Christmas comes once a year — but the time is always ripe to watch Lizzie McGuire. Hilary Duff’s breakout television series seemed like it was a million seasons long, but in reality it only lasted for two. Luckily, they managed to produce one unforgettable Lizzie McGuire Christmas episode in that time. And trust us, it is good.
This artist’s honest photos of her acne serve as an important reminder. This article originally appeared on HelloGiggles.com. In the age of Instagram filters and photo editing apps, we sometimes forget that most people often don’t #wakeuplikethat. That’s why this artist’s honest photos of her acne serve as an important reminder. It’s so easy to forget what authenticity actually looks like, and that’s why we need people like Hailey Wait. Wait is a self-described artist and photographer.
Holiday season is airport season. You’re probably more concerned with putting too many liquids in your carry-on than getting booted from your flight. But now is a great time to read up on shocking reasons why people have been kicked off airplanes. Sure, people get removed from flights for mundane reasons all the time. Every once in a while, though, we hear a bizarre story that makes us shake our heads and wonder how things could go so wrong.
Muck Rack makes it simple to find people, tweets, or articles that mention any name, keyword, company, hashtag etc. We've compiled this guide to help you make the most of your search.
Selecting a term
Start searching tweets, articles from media outlets, articles mentioned in tweets, journalists'
names, titles and bios with some suggested searches:
Companies or Topics (e.g. iPhone, Microsoft)
Phrases (e.g. "cloud computing") — use quotes to keep the terms together
Twitter handles (e.g. @username) — returns those who have mentioned or replied to
Names (e.g. "David Pogue")
Hashtags (e.g. #sxsw, #london2012)
Bio details (e.g. vegan, Olympics, father)
Muck Rack's Advanced Search allows for many boolean operators.
Find results that mention multiple specified terms, use AND or
+. For example, ensure each result contains both Elon Musk and Mark Zuckerberg by
searching Musk AND Zuckerberg or Musk + Zuckerberg.
Use the operators OR or , to broaden your search when you'd like either of
multiple terms to appear in results. (This is the default behavior of our search when no operators

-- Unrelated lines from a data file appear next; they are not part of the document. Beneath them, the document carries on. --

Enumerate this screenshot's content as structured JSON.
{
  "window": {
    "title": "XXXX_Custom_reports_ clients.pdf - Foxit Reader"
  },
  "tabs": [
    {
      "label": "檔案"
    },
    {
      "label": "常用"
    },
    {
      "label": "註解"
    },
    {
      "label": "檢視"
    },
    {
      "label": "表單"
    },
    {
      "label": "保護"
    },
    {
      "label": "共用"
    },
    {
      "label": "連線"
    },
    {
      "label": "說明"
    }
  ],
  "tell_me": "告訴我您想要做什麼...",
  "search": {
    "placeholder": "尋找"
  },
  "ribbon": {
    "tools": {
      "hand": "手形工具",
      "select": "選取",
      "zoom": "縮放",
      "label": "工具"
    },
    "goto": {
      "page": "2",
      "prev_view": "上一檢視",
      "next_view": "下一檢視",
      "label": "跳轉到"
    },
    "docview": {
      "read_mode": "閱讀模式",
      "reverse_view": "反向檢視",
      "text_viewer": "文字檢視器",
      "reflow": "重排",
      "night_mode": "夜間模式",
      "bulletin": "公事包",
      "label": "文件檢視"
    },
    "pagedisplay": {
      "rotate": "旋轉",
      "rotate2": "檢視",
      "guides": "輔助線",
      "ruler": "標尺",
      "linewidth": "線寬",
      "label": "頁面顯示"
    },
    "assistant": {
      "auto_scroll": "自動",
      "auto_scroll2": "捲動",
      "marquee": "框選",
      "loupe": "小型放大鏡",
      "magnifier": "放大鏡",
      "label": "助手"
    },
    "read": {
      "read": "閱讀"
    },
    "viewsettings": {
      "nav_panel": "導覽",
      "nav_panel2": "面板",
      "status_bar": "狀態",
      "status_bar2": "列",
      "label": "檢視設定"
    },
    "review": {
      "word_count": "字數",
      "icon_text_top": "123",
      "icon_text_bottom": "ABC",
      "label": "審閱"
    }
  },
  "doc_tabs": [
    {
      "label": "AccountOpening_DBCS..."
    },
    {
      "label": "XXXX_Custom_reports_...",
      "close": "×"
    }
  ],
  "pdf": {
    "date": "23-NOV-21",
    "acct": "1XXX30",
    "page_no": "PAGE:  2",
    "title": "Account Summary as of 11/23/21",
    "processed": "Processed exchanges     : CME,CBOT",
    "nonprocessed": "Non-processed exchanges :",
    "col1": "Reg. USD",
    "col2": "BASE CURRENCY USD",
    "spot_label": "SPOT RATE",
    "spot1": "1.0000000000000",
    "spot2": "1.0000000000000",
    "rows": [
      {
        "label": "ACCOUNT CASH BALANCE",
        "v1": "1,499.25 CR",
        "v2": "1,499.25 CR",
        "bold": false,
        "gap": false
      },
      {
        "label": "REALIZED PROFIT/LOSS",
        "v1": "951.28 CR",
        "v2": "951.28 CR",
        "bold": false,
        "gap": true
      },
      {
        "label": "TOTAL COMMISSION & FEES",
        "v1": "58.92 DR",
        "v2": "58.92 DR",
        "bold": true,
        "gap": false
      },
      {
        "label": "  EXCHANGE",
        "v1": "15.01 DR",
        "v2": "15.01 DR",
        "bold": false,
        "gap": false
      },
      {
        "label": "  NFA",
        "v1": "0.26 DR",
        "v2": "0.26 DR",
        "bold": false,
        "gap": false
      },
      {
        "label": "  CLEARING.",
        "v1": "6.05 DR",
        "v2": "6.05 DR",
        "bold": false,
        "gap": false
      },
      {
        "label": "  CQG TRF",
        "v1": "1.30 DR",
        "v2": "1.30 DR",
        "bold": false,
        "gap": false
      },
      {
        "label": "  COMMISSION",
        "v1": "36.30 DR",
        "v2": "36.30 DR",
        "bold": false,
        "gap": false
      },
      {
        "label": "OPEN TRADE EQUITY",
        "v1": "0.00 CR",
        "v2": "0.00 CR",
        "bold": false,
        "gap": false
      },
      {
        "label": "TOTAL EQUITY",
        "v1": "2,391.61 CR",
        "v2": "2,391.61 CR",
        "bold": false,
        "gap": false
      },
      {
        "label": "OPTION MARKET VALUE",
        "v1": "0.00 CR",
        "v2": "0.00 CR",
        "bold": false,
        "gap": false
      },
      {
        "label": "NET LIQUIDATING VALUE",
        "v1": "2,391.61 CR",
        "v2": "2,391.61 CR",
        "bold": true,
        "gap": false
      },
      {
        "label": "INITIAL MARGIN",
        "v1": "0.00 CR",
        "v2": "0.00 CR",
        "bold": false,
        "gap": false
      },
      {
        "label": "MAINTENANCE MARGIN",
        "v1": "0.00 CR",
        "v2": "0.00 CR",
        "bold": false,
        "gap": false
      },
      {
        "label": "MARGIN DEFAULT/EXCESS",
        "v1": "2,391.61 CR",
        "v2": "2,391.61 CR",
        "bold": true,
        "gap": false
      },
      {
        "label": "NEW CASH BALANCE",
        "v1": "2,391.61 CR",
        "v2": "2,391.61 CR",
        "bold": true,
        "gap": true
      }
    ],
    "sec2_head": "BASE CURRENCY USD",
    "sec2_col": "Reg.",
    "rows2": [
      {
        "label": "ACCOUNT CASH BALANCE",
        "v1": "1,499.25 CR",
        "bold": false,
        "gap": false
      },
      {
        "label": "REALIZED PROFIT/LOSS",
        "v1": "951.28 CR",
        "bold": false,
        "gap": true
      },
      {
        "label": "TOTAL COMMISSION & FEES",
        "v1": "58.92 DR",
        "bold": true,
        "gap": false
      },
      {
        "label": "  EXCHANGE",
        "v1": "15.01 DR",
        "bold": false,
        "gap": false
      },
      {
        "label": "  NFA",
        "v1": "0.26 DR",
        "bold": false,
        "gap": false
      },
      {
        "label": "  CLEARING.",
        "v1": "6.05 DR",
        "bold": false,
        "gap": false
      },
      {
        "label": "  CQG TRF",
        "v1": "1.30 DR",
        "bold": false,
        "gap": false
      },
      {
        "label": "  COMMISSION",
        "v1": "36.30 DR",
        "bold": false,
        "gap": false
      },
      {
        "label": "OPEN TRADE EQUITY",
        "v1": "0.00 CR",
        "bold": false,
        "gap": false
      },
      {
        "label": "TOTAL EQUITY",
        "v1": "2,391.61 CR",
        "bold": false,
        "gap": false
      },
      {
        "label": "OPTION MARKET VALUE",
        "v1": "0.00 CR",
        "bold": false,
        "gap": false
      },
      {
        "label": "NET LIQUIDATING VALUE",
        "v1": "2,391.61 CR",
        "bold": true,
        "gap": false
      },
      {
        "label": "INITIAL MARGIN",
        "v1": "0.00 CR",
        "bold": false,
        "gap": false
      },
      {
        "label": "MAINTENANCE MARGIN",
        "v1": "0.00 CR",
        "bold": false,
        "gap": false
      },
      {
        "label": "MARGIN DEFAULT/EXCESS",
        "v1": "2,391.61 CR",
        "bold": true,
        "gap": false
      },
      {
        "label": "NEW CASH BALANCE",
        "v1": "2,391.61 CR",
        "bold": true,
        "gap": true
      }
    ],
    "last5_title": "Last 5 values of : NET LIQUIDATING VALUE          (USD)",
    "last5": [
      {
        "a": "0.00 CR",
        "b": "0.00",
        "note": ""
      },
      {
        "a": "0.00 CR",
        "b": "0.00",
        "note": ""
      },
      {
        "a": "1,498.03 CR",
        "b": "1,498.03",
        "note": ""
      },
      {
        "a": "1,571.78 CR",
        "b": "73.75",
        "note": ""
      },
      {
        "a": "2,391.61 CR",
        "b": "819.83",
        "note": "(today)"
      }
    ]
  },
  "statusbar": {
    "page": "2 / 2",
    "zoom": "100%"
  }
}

are used). For example, results will contain either cake or cookie by searching cake OR cookie or cake,cookie
Use NOT or - to subtract results from your search. For
example, searching Disney will yield results about the Walt Disney Company as well as Walt Disney
World Resort. To exclude mentions of Disney World, search for Disney -World or Disney
When using one of these operators with a phrase, enclose it in quotation marks. For example, you can
find results about smartphones excluding Apple's iPhone 4S by searching smartphone -"iPhone
Exact case matching or punctuation
If you're searching for a brand name or keyword that relies on specific punctuation marks or capitalization, you can
find results that match your exact query by adding matchcase: before the keyword you're searching for, like matchcase:E*TRADE .
Use parentheses to separate multiple
boolean phrases. For example, to find journalists talking about having fun in Disney World or
Disneyland, search for ("disney world" OR disneyland) AND fun.
An asterisk can be used to search for any variation of a root word truncated by the asterisk. For example, searching for admin* will return results for administrator, administration, administer, administered, etc.
A near operator is an AND operator where you can control the distance between the words. You can vary the distance the near operation uses by adding a forward slash and number (between 0-99) such as strawberries NEAR/10 "whipped cream", which means the strawberries must exist within 10 words of "whipped cream".